Virginians decided yesterday, and we decided to move forward

In 2006, Mazie Hirono was elected to the U.S. Senate. She was the first and only Asian-American woman U.S. Senator and the first woman Senator from Hawaii. A year ago, today, the people of Washington’s 7th Congressional District elected Pramila Jayapal to the United States House of Representatives. Pramila Jayapal was the first Indian-American woman elected to Congress. On the same day, in Minnesota, Ilhan Omar won a Minnesota House seat, making her the first Somali-American legislator in the history of the United States. Yesterday, Virginia voters decided to smash a few more glass ceilings, and elected Danica Roem, Elizabeth Guzman, Hala Ayala, Kathy Tran, Dawn Adams, Jennifer Carroll Foy.

Here’s the list of firsts. Danica Roem is the first openly transgender person to win elective office in Virginia. Elizabeth Guzman and Hala Ayala are the first Latinas elected to Virginia’s House of Delegates. Elizabeth Guzman is also the first social worker and the first AFSCME member elected to the House of Delegates. Kathy Tran is the first Asian American woman elected to the House of Delegates. Dawn Adams is the first open lesbian elected to the House of Delegates. Jennifer Carroll Foy is the first public defender elected to the House of Delegates. That’s a lot of firsts, and that’s a whole lot of women.

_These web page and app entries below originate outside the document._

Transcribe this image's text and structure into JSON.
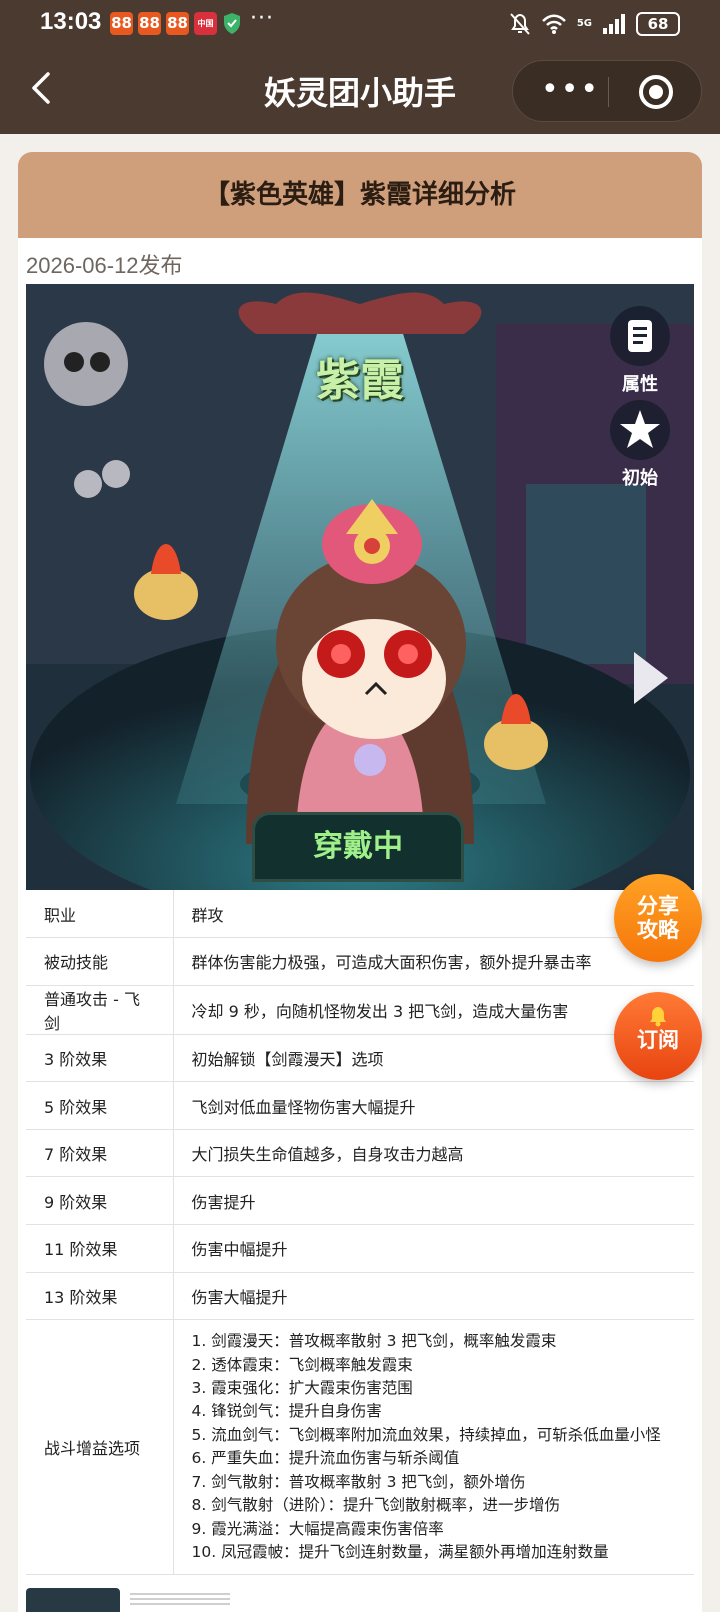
{
  "status_bar": {
    "time": "13:03",
    "notif_icons": [
      "88",
      "88",
      "88",
      "中国"
    ],
    "more": "···",
    "network": "5G",
    "battery": "68"
  },
  "header": {
    "title": "妖灵团小助手",
    "more_label": "•••"
  },
  "article": {
    "title": "【紫色英雄】紫霞详细分析",
    "date": "2026-06-12发布"
  },
  "hero": {
    "name": "紫霞",
    "attr_label": "属性",
    "init_label": "初始",
    "wearing_label": "穿戴中"
  },
  "table": {
    "rows": [
      {
        "key": "职业",
        "value": "群攻"
      },
      {
        "key": "被动技能",
        "value": "群体伤害能力极强，可造成大面积伤害，额外提升暴击率"
      },
      {
        "key": "普通攻击 - 飞剑",
        "value": "冷却 9 秒，向随机怪物发出 3 把飞剑，造成大量伤害"
      },
      {
        "key": "3 阶效果",
        "value": "初始解锁【剑霞漫天】选项"
      },
      {
        "key": "5 阶效果",
        "value": "飞剑对低血量怪物伤害大幅提升"
      },
      {
        "key": "7 阶效果",
        "value": "大门损失生命值越多，自身攻击力越高"
      },
      {
        "key": "9 阶效果",
        "value": "伤害提升"
      },
      {
        "key": "11 阶效果",
        "value": "伤害中幅提升"
      },
      {
        "key": "13 阶效果",
        "value": "伤害大幅提升"
      }
    ],
    "buff_key": "战斗增益选项",
    "buff_items": [
      "1. 剑霞漫天：普攻概率散射 3 把飞剑，概率触发霞束",
      "2. 透体霞束：飞剑概率触发霞束",
      "3. 霞束强化：扩大霞束伤害范围",
      "4. 锋锐剑气：提升自身伤害",
      "5. 流血剑气：飞剑概率附加流血效果，持续掉血，可斩杀低血量小怪",
      "6. 严重失血：提升流血伤害与斩杀阈值",
      "7. 剑气散射：普攻概率散射 3 把飞剑，额外增伤",
      "8. 剑气散射（进阶）：提升飞剑散射概率，进一步增伤",
      "9. 霞光满溢：大幅提高霞束伤害倍率",
      "10. 凤冠霞帔：提升飞剑连射数量，满星额外再增加连射数量"
    ]
  },
  "fabs": {
    "share": "分享攻略",
    "share_l1": "分享",
    "share_l2": "攻略",
    "subscribe": "订阅"
  },
  "colors": {
    "header_bg": "#4a3a30",
    "card_head_bg": "#cf9f7c",
    "fab_share": "#f5860f",
    "fab_sub": "#e8501a"
  }
}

Who voted these first women into office? Extrapolating from those who elected Ralph Northam to be the next Governor of Virginia, women. 61% of all women voted Democratic. 91% of Black women voted Democratic. 58% of women with college degrees voted Democratic. 54% of married women voted Democratic, and 77% of women who are not married voted Democratic. The turnout yesterday was the highest in 20 years for a gubernatorial race. That’s a whole lot of women.

There were other firsts in the Commonwealth. Voters elected Chris Hurst, a first-time candidate and a leading gun control advocate. Voters also chose Justin Fairfax, the first African American elected to a Virginia statewide office since 1989.

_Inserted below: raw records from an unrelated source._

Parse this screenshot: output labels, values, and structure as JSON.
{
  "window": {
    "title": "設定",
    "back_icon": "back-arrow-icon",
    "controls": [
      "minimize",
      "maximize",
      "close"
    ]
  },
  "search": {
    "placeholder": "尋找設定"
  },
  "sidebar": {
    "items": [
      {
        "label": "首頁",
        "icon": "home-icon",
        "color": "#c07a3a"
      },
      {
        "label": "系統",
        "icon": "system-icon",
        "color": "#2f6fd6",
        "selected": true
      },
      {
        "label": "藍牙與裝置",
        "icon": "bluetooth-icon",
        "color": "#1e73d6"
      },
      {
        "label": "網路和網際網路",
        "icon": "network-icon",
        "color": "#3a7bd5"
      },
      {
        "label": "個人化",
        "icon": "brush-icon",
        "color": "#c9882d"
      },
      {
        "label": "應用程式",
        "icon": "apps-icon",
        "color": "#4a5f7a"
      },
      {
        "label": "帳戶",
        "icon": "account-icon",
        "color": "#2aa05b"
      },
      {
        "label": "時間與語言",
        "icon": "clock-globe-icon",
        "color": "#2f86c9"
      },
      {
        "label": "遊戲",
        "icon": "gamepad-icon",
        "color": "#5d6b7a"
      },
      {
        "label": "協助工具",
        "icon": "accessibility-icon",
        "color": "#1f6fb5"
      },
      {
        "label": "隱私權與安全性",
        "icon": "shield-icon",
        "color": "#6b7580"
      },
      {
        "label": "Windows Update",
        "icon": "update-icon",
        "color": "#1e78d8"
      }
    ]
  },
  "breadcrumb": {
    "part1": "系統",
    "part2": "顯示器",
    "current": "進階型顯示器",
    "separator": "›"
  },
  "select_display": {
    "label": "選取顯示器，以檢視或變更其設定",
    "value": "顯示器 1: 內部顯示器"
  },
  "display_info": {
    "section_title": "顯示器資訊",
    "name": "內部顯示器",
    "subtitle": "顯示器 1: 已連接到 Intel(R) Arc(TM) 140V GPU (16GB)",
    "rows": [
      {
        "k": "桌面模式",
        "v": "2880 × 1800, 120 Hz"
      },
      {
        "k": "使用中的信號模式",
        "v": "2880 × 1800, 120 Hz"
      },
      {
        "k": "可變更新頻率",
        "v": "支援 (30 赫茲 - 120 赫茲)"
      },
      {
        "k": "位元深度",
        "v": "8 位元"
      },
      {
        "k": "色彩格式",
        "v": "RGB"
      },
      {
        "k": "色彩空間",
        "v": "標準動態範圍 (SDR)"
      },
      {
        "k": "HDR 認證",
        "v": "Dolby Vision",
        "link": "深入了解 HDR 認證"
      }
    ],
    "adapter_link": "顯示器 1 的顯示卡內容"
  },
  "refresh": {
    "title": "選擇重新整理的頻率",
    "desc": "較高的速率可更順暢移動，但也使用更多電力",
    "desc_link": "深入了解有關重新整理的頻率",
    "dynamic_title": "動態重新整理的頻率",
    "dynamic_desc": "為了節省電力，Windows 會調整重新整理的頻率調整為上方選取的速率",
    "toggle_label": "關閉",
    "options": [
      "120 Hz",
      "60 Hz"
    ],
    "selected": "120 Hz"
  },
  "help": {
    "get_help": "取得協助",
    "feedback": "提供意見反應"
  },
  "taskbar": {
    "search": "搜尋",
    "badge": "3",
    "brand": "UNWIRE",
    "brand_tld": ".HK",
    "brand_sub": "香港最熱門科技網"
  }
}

Thanks to the great work of Governor Terry McAuliffe and New Virginia Majority, thousands of formerly incarcerated people – including LaVaughn Williams and Brianna Ross – voted for the first time.

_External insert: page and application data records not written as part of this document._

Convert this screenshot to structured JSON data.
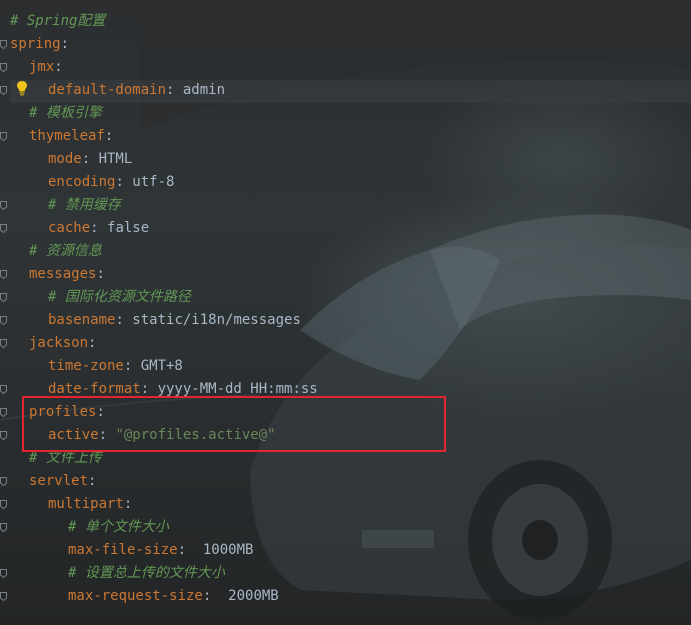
{
  "editor": {
    "lines": [
      {
        "comment": "# Spring配置"
      },
      {
        "key": "spring",
        "sep": ":"
      },
      {
        "key": "jmx",
        "sep": ":"
      },
      {
        "key": "default-domain",
        "sep": ": ",
        "value": "admin"
      },
      {
        "comment": "# 模板引擎"
      },
      {
        "key": "thymeleaf",
        "sep": ":"
      },
      {
        "key": "mode",
        "sep": ": ",
        "value": "HTML"
      },
      {
        "key": "encoding",
        "sep": ": ",
        "value": "utf-8"
      },
      {
        "comment": "# 禁用缓存"
      },
      {
        "key": "cache",
        "sep": ": ",
        "value": "false"
      },
      {
        "comment": "# 资源信息"
      },
      {
        "key": "messages",
        "sep": ":"
      },
      {
        "comment": "# 国际化资源文件路径"
      },
      {
        "key": "basename",
        "sep": ": ",
        "value": "static/i18n/messages"
      },
      {
        "key": "jackson",
        "sep": ":"
      },
      {
        "key": "time-zone",
        "sep": ": ",
        "value": "GMT+8"
      },
      {
        "key": "date-format",
        "sep": ": ",
        "value": "yyyy-MM-dd HH:mm:ss"
      },
      {
        "key": "profiles",
        "sep": ":"
      },
      {
        "key": "active",
        "sep": ": ",
        "value": "\"@profiles.active@\""
      },
      {
        "comment": "# 文件上传"
      },
      {
        "key": "servlet",
        "sep": ":"
      },
      {
        "key": "multipart",
        "sep": ":"
      },
      {
        "comment": "# 单个文件大小"
      },
      {
        "key": "max-file-size",
        "sep": ":  ",
        "value": "1000MB"
      },
      {
        "comment": "# 设置总上传的文件大小"
      },
      {
        "key": "max-request-size",
        "sep": ":  ",
        "value": "2000MB"
      }
    ]
  },
  "colors": {
    "key": "#cc7832",
    "value": "#a9b7c6",
    "comment": "#629755",
    "string": "#6a8759",
    "highlight_box": "#e4242e",
    "intention_bulb": "#f0c419"
  },
  "icons": {
    "intention": "lightbulb-icon",
    "fold": "fold-marker-icon"
  }
}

Virginians decided yesterday, and we decided to move forward, not back. Virginians decided to remember and honor Heather Heyer, whose last, and lasting, public statement was, “If you’re not outraged, you’re not paying attention.” In the words of Sojourner Truth, “If the first woman God ever made was strong enough to turn the world upside down all alone, these women together ought to be able to turn it back, and get it right side up again!” And Mary Harris Jones roars in response, “Pray for the dead, and fight like hell for the living!” We’re outraged, we voted, and we’re going to keep on voting, organizing, mobilizing, and moving the agenda forward.

 

(Photo Credit: The New York Times / Chet Strange) (Infographic: The Washington Post)

About Dan Moshenberg

Dan Moshenberg is an organizer educator who has worked with various social movements in the United States and South Africa. Find him on Twitter at @danwibg.